● Exercise details
Would it be possible to write out each entry below exactly, without the pictures?

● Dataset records
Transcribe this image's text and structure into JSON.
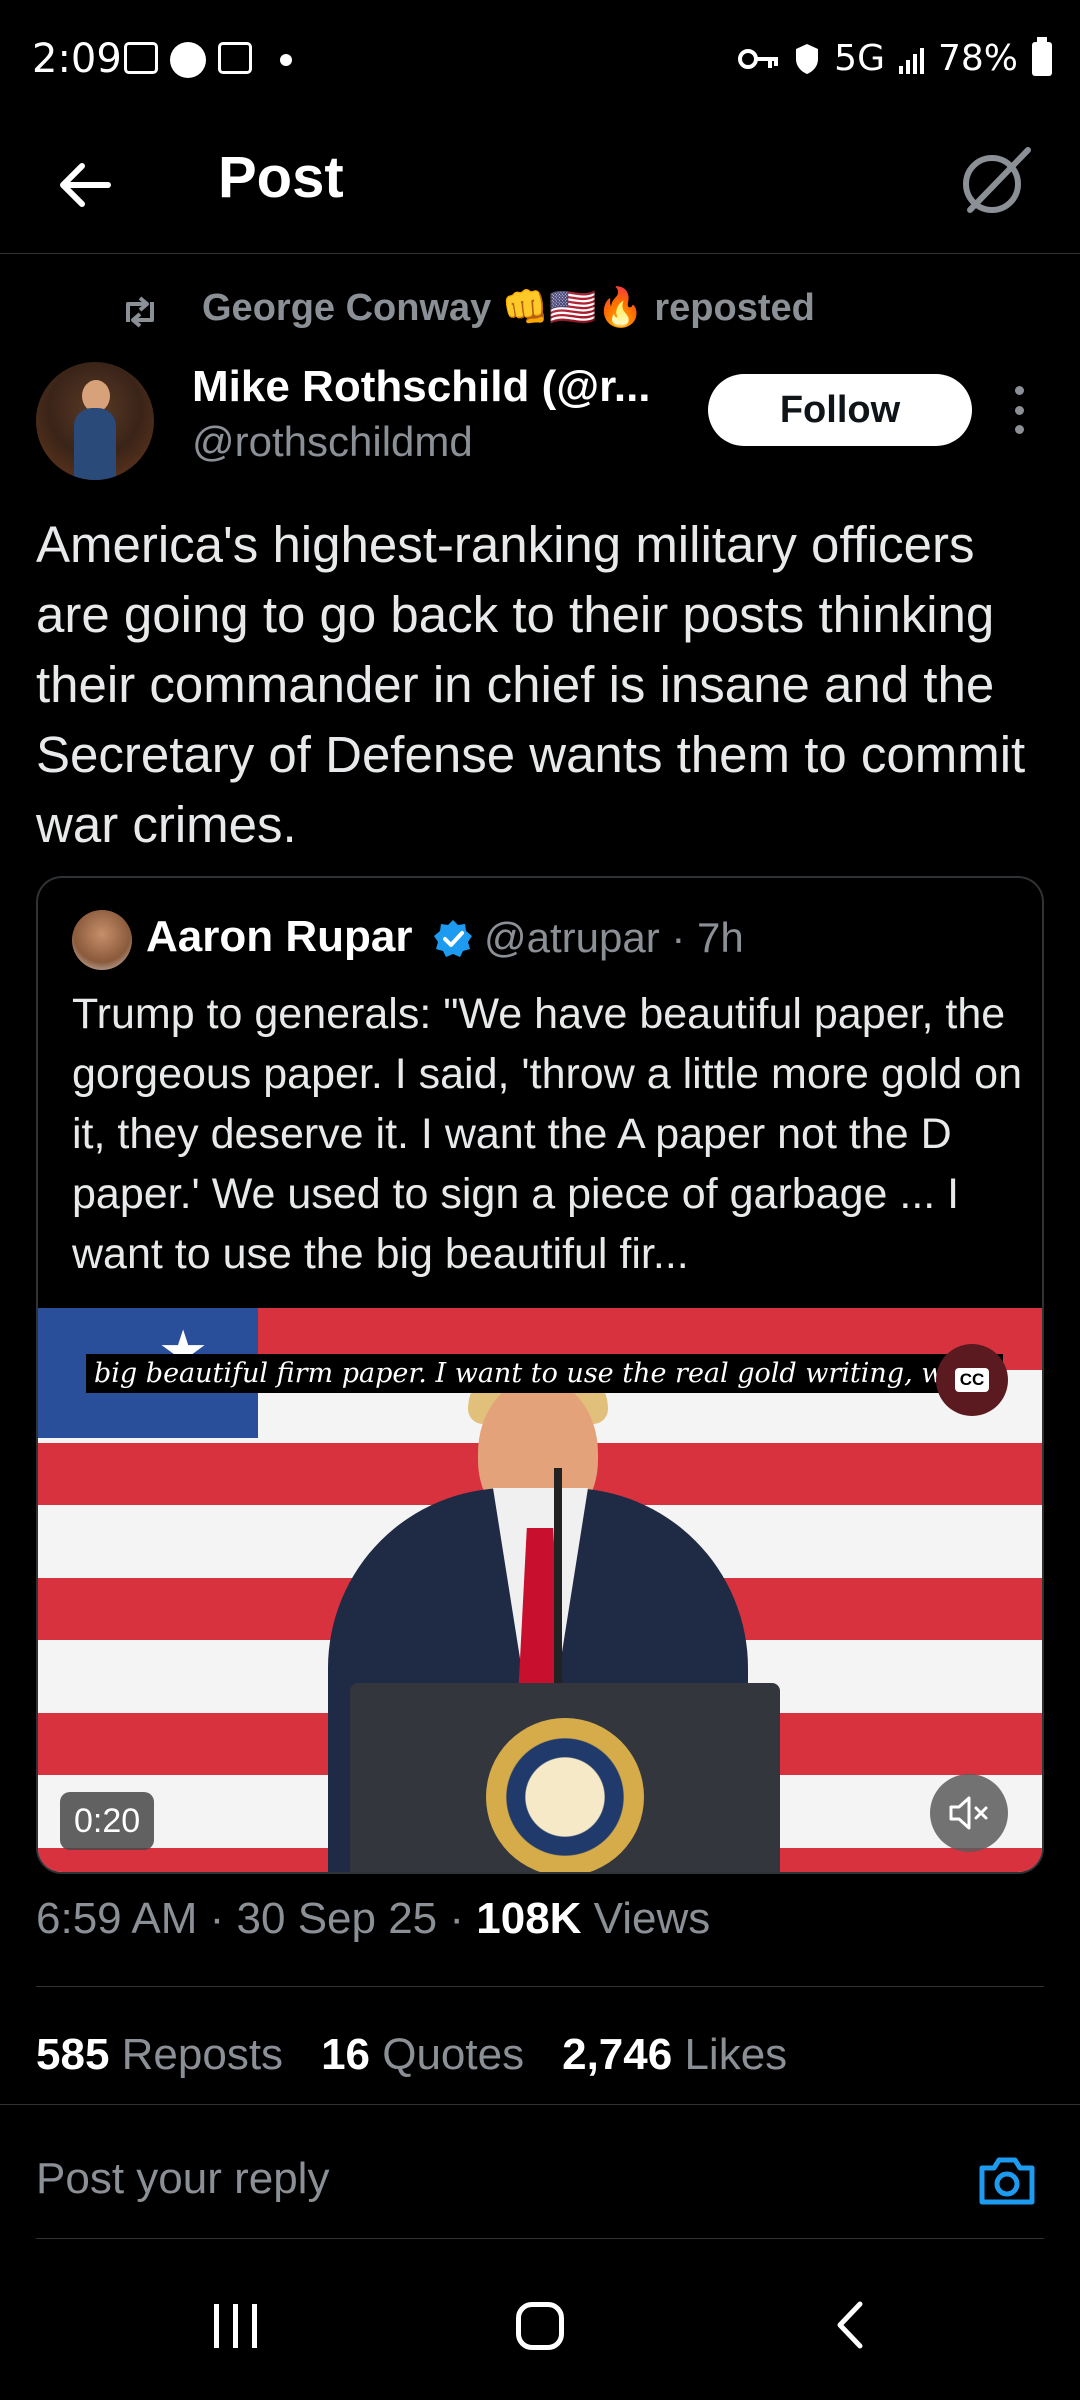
{
  "status_bar": {
    "time": "2:09",
    "network": "5G",
    "battery": "78%"
  },
  "header": {
    "title": "Post"
  },
  "repost": {
    "by": "George Conway 👊🇺🇸🔥",
    "suffix": "reposted"
  },
  "author": {
    "name": "Mike Rothschild (@r...",
    "handle": "@rothschildmd",
    "follow_label": "Follow"
  },
  "post": {
    "text": "America's highest-ranking military officers are going to go back to their posts thinking their commander in chief is insane and the Secretary of Defense wants them to commit war crimes."
  },
  "quote": {
    "name": "Aaron Rupar",
    "handle_time": "@atrupar · 7h",
    "text": "Trump to generals: \"We have beautiful paper, the gorgeous paper. I said, 'throw a little more gold on it, they deserve it. I want the A paper not the D paper.' We used to sign a piece of garbage ... I want to use the big beautiful fir...",
    "video": {
      "caption": "big beautiful firm paper. I want to use the real gold writing, when",
      "cc_label": "CC",
      "duration": "0:20"
    }
  },
  "meta": {
    "time_date": "6:59 AM · 30 Sep 25 · ",
    "views_count": "108K",
    "views_label": " Views"
  },
  "stats": {
    "reposts_count": "585",
    "reposts_label": " Reposts",
    "quotes_count": "16",
    "quotes_label": " Quotes",
    "likes_count": "2,746",
    "likes_label": " Likes"
  },
  "reply": {
    "placeholder": "Post your reply"
  },
  "colors": {
    "background": "#000000",
    "accent": "#1d9bf0",
    "secondary_text": "#8b9096"
  }
}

● Output of the task
Transcribe this image's text and structure into JSON.
{
  "status_bar": {
    "time": "2:09",
    "network": "5G",
    "battery": "78%"
  },
  "header": {
    "title": "Post"
  },
  "repost": {
    "by": "George Conway 👊🇺🇸🔥",
    "suffix": "reposted"
  },
  "author": {
    "name": "Mike Rothschild (@r...",
    "handle": "@rothschildmd",
    "follow_label": "Follow"
  },
  "post": {
    "text": "America's highest-ranking military officers are going to go back to their posts thinking their commander in chief is insane and the Secretary of Defense wants them to commit war crimes."
  },
  "quote": {
    "name": "Aaron Rupar",
    "handle_time": "@atrupar · 7h",
    "text": "Trump to generals: \"We have beautiful paper, the gorgeous paper. I said, 'throw a little more gold on it, they deserve it. I want the A paper not the D paper.' We used to sign a piece of garbage ... I want to use the big beautiful fir...",
    "video": {
      "caption": "big beautiful firm paper. I want to use the real gold writing, when",
      "cc_label": "CC",
      "duration": "0:20"
    }
  },
  "meta": {
    "time_date": "6:59 AM · 30 Sep 25 · ",
    "views_count": "108K",
    "views_label": " Views"
  },
  "stats": {
    "reposts_count": "585",
    "reposts_label": " Reposts",
    "quotes_count": "16",
    "quotes_label": " Quotes",
    "likes_count": "2,746",
    "likes_label": " Likes"
  },
  "reply": {
    "placeholder": "Post your reply"
  },
  "colors": {
    "background": "#000000",
    "accent": "#1d9bf0",
    "secondary_text": "#8b9096"
  }
}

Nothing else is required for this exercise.